- **TASK GOAL**: Please give the count of lines below with the string "this" in them, and no other words.

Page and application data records
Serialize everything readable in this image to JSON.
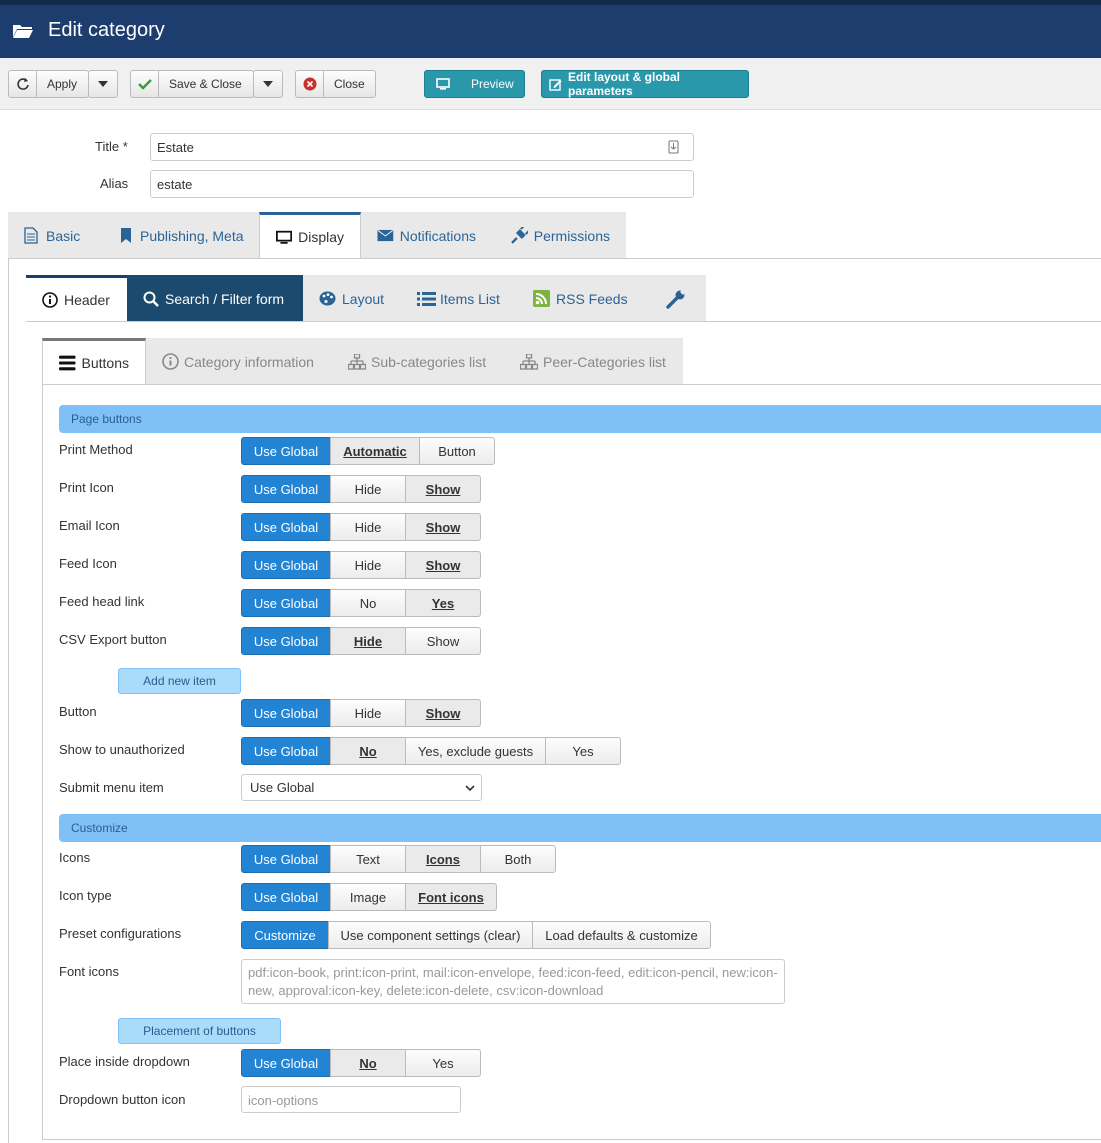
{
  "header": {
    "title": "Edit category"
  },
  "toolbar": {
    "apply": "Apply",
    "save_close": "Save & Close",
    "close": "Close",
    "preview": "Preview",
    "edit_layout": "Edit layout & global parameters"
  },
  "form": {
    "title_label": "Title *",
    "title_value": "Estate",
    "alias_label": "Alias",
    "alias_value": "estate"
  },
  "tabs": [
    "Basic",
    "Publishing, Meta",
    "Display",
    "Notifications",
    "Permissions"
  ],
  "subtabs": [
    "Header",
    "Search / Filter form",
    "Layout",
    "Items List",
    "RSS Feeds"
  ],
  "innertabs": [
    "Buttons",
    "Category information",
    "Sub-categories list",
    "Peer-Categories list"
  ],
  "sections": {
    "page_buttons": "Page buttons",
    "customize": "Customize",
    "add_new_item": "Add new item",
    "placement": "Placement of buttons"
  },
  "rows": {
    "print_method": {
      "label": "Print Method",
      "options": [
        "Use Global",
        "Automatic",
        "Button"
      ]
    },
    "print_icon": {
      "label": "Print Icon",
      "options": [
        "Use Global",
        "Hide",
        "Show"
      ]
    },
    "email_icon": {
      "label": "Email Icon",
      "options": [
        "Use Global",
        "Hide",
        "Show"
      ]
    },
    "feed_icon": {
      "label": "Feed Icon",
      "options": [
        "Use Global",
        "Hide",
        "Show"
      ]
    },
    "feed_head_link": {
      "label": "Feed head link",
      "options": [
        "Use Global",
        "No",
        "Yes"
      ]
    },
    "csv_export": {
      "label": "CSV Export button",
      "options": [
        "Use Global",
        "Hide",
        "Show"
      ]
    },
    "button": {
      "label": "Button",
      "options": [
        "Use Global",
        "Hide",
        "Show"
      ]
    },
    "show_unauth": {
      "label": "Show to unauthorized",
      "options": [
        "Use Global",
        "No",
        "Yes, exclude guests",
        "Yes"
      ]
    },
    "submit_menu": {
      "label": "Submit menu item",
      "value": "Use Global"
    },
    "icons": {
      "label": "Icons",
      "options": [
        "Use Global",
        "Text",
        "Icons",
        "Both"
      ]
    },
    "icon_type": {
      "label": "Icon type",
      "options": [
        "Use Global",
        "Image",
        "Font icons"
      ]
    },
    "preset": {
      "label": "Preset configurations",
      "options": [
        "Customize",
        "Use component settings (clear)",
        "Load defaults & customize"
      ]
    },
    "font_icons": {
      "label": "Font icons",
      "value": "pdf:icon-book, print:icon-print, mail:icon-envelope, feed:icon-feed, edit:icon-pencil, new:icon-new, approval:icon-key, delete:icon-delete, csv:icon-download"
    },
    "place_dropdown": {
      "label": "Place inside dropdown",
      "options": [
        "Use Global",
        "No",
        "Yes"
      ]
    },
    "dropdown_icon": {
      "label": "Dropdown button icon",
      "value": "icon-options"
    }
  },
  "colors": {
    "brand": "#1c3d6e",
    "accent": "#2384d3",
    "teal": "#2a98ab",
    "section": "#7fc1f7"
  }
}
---
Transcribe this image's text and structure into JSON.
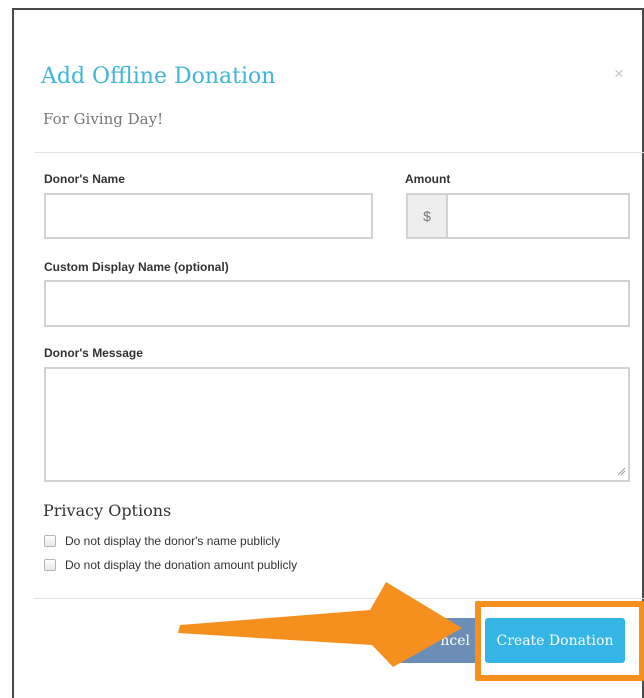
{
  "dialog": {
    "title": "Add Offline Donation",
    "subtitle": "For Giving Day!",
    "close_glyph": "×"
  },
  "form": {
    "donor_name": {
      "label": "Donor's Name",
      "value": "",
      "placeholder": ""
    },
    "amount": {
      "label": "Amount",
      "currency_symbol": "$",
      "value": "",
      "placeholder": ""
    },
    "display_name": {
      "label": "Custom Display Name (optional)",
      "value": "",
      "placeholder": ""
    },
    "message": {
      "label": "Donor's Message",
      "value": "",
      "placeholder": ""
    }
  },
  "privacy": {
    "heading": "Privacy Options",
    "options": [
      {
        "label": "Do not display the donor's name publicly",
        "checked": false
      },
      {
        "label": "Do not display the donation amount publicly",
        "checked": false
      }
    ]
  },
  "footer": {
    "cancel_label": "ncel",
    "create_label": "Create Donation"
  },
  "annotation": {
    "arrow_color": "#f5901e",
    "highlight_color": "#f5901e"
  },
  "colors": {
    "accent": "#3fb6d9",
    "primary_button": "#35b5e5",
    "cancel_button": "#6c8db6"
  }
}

- **EXERCISE ANSWER**: 2